Without going into an extreme amount of detail, my middle son, Jack, suffers from some diagnosed emotional issues. He is a GREAT kid with impressive logical-reasoning abilities and tactile coordination. Beth (my wife) and I often comment that he'll probably end up becoming an engineer, mechanic, or builder. Indeed, I am excited to see how God will use him in life. Nevertheless, his oft-present pathos is quite burdensome to the family and has resulted in a lot of "hard" days in the Tinsley household.
One of those days came this past Thursday at the bowling alley in Lynchburg (VA). Beth purchased summer bowling passes for the kids a couple of weeks ago, and we went there to use our allotted number of games for the day. The first game went rather well; all the kids were satisfied with their performances and scores ended up fairly high. However, things went south during Game 2, especially for Jack. For several straight frames, his rolls were either gutter balls or "one-pinners." After one particularly bad frame, he spun around, rolled his eyes to the back of his head, gritted his teeth, and tensed up his body...one of his "typical" exhibitions of rage.

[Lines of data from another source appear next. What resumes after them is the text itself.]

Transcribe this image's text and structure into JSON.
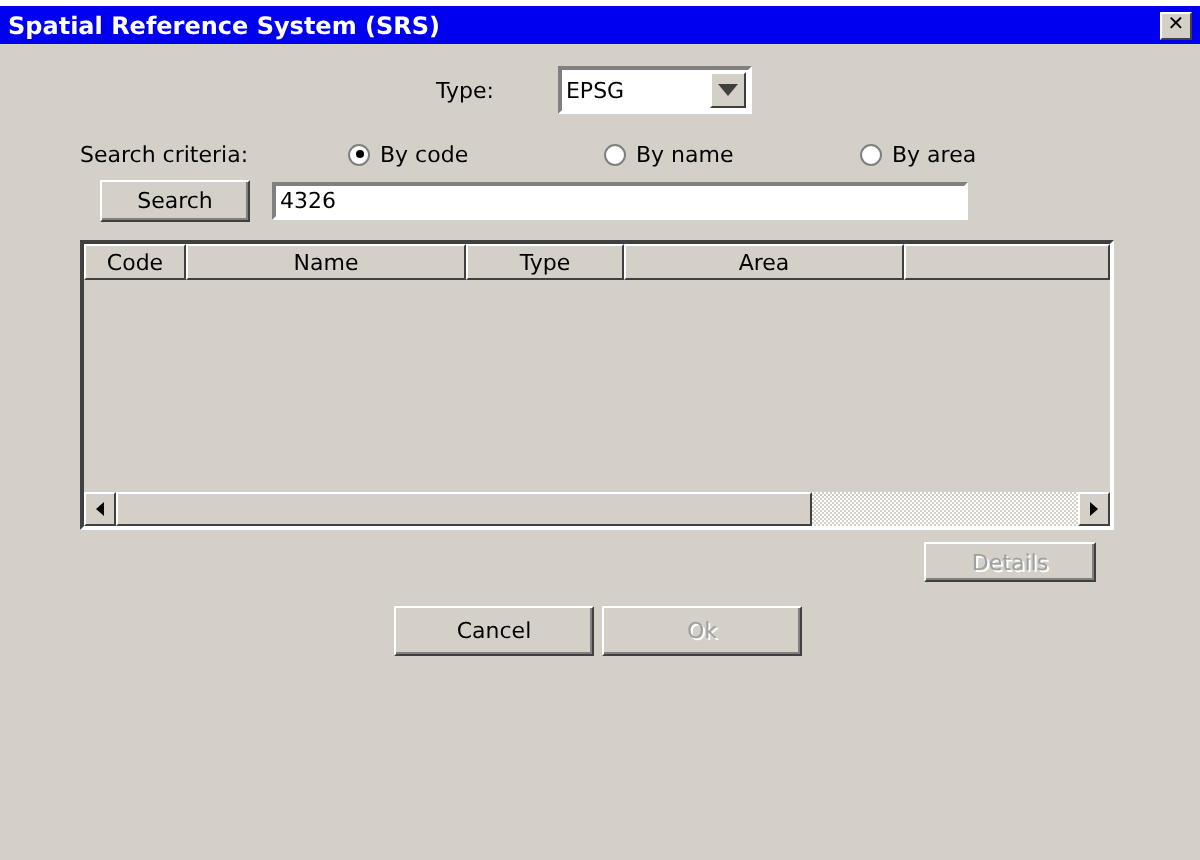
{
  "window": {
    "title": "Spatial Reference System (SRS)",
    "close": "✕"
  },
  "type_field": {
    "label": "Type:",
    "value": "EPSG"
  },
  "search_criteria": {
    "label": "Search criteria:",
    "options": [
      {
        "label": "By code",
        "selected": true
      },
      {
        "label": "By name",
        "selected": false
      },
      {
        "label": "By area",
        "selected": false
      }
    ]
  },
  "search": {
    "button": "Search",
    "value": "4326"
  },
  "table": {
    "columns": [
      {
        "label": "Code"
      },
      {
        "label": "Name"
      },
      {
        "label": "Type"
      },
      {
        "label": "Area"
      }
    ]
  },
  "details_button": {
    "label": "Details",
    "disabled": true
  },
  "buttons": [
    {
      "label": "Cancel",
      "disabled": false
    },
    {
      "label": "Ok",
      "disabled": true
    }
  ]
}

When I saw this inappropriate behavior, I sternly told Jack that he was not allowed to act that way. I guess my discipline was a bit too harsh, because my oldest son, Luke, confronted me with a very poignant question: "Dad, when was the last time anyone showed Jack how to bowl?" Admittedly, this zinger hit me right between the eyes! I realized that I hadn't tutored Jack in bowling since the last time we bowled...probably two years prior. There's nothing like getting schooled by your children!

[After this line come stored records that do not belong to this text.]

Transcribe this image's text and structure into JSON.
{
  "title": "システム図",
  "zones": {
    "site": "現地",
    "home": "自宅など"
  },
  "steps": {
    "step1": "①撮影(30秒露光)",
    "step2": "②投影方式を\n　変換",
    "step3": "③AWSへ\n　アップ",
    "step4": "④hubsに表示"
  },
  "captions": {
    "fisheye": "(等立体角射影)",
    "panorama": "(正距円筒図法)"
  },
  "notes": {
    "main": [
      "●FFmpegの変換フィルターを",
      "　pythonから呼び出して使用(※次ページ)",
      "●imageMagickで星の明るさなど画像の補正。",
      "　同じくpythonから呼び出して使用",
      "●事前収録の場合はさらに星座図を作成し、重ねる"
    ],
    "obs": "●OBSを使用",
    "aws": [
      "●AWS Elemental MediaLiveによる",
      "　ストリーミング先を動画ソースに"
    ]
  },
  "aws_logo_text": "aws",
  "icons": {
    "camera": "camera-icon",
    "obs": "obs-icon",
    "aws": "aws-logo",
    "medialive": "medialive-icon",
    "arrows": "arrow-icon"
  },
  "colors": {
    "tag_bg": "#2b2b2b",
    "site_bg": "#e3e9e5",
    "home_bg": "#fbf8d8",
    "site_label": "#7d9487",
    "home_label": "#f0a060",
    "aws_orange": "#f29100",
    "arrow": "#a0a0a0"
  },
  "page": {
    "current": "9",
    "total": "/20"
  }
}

So, I did what any decent dad would have done...I gave Jack some instruction during his next frame. Unfortunately, that frame didn't go very well...nor did the next couple. But as he continued to apply the principles I had showed him, each frame got a little better. Eventually, he bowled an 83, which for a 10-year-old, is like a 300 for an adult! He was on top of the world. A million of his favorite toys wouldn't have made him happier. I was so proud of him and happy that his frustration had turned into a sense of victory.
But the real lesson of the day was mine. How often do we leave people mired in their frustrations, weaknesses, and failures, when a little mentorship or instruction could help unburden them? How often do we look the other way instead of simply addressing problems? My son was incensed and feeling like a failure, and my first reaction was to scold and walk away. But fortunately for Jack and me, Luke wasn't going to have any of that bologna! He saw the inappropriateness of my reaction, and in a display of youthful wisdom, made an on-the-spot correction. And thank God he did! Instead of leaving the bowling alley as an exasperated loser, Jack left as a triumphant warrior.